Task to carry out | What lines of the listing include the string "Information"? Show them all.

Supplied material |
------------------------------------

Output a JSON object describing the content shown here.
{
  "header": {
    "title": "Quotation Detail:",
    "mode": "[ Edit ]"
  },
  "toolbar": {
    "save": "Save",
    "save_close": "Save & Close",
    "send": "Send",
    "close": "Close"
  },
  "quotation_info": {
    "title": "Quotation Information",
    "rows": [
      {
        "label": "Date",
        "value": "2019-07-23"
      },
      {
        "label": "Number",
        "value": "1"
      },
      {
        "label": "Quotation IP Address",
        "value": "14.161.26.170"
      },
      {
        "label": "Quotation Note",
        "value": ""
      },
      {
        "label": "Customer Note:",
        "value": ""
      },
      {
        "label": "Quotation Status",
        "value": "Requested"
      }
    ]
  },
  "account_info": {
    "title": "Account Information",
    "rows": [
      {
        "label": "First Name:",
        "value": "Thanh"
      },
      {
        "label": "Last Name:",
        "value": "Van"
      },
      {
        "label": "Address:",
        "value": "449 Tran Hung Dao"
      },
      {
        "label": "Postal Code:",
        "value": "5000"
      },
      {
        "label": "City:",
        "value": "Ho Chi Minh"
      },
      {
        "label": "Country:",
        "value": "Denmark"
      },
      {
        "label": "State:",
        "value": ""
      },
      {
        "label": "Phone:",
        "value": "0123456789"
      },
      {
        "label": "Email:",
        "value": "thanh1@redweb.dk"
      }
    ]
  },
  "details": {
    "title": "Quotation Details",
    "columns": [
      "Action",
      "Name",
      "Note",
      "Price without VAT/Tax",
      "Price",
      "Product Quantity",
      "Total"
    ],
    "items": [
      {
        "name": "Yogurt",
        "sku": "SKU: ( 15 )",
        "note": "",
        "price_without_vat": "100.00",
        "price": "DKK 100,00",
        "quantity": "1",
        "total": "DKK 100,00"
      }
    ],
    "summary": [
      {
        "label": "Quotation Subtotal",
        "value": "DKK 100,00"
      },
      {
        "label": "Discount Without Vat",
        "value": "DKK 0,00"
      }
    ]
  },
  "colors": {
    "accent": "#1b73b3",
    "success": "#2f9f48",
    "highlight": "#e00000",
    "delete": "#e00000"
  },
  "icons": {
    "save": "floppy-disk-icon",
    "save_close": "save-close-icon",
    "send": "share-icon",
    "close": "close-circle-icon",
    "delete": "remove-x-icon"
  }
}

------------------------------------

Response to the exercise |
    "title": "Quotation Information",
    "title": "Account Information",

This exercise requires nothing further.